- The course itself is not cheap (Masterskill is charging some RM60k per student inclusive of fees, accommodation - from my calculation of revenue of RM290 million / 15,000 students which comes to RM19,333 per year hence for a 3-year course it comes to RM60k) - think of newly graduated nurses that do not earn that high to pay their loans after they graduate. It seems that to be a nurse, the tuition fees are not cheap. My source from one of the largest private hospital chain in Malaysia informed me that starting salary for their nurses is between RM1200 and they can only probably earn RM1900 with all allowances and OT inclusive.

- for a similar fee of RM40k-45k for the entire course, a student in Malaysia can probably obtain a better degree (but this of course may not necessarily obtain the loan assistance from government).

- with a PE multiple of assuming 13x - 14.5x (this is what Masterskill is asking for hence valuation is above RM1.4 billion) and PAT (2009) of RM97 million it is already going to be almost simlar in size compared to KPJ? KPJ (at current market value of RM1.55 billion) is an established private hospital group with various income stream. It does not have to rely on a single income stream unlike Masterskill - how is Masterskill supposed to be as big as KPJ in terms of market valuation? This is a little mind-boggling.

- HELP and SEGi are both currently valued at RM220 - 230 million each in the market, Masterskill is valuing itself more than RM1.4 billion? Although one may say that PE wise it can be fairly valued as against these two companies, but for how long can Masterskill maintain its momentum? Is this company one of those who has a business model that rides on the sudden surge of need as well as with a little help from Government of Malaysia, they manage to achieve certain successes for only a short period? But in the long run, will its business model that relies on PTPTN (i.e. government loans to students) sustain?

- the CEO has mentioned that they are targeting overseas expansion. I am a bit apprehensive as its business which relies on loan to local students, how much can they attract foreign students this way.

I think their asking price is way too expensive, but I may not be surprise that the take up rate can be good as they seem to market this particular IPO well, and judging from the market's excitement over Masterskill due to their story line as well as growth, the market can be excited but not me.

I would love to see how well they will do 3 years down the road. Will they be another GPacket or many other companies in Malaysia that has a loud IPO but fizzle out on its performance over time?

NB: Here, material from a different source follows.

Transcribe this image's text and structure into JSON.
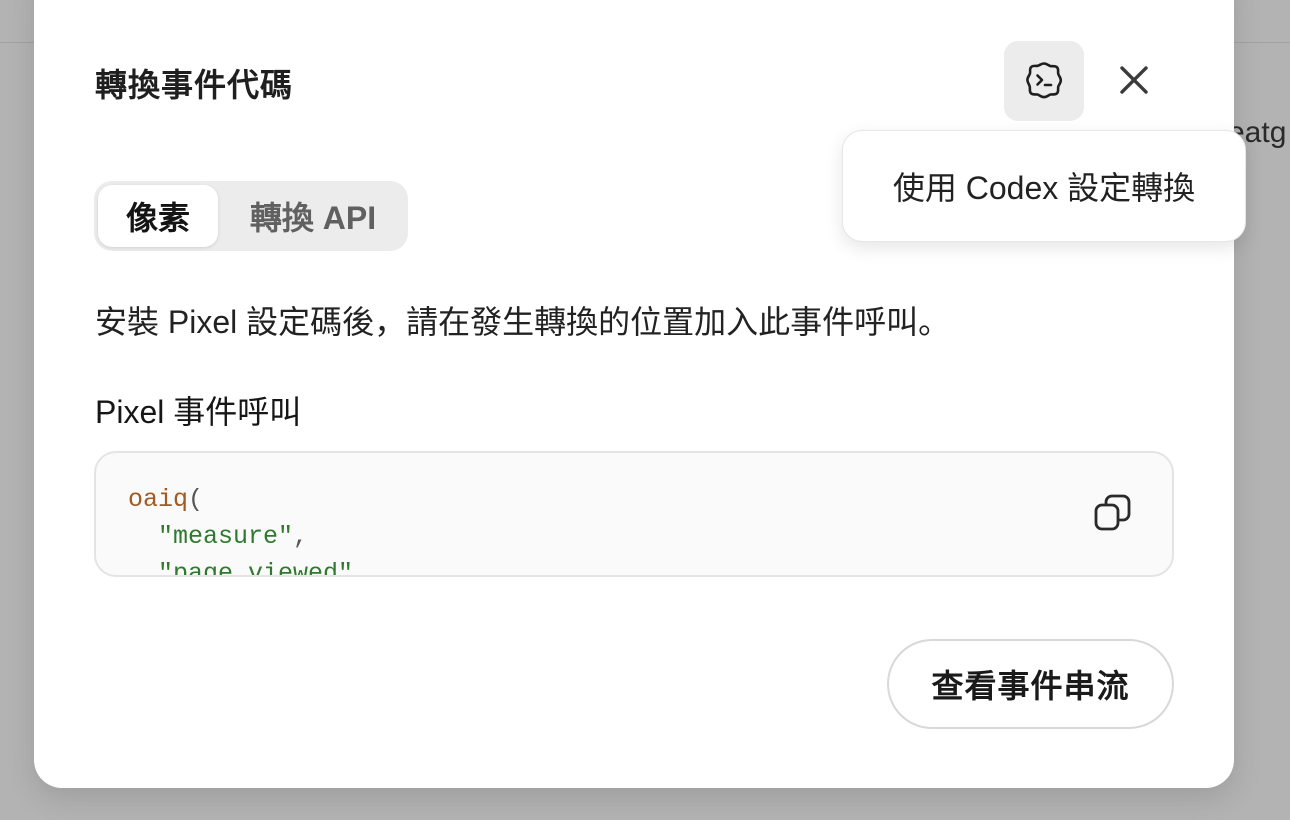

Update: 20 April 2012
Well! This stock is a big time failure! Dropping from RM3.50 during IPO to now RM1.16. I probably was overly careful in my analysis. If you remember, many analysts (professionals?) were giving a positive call on this stock.

Serious Investing!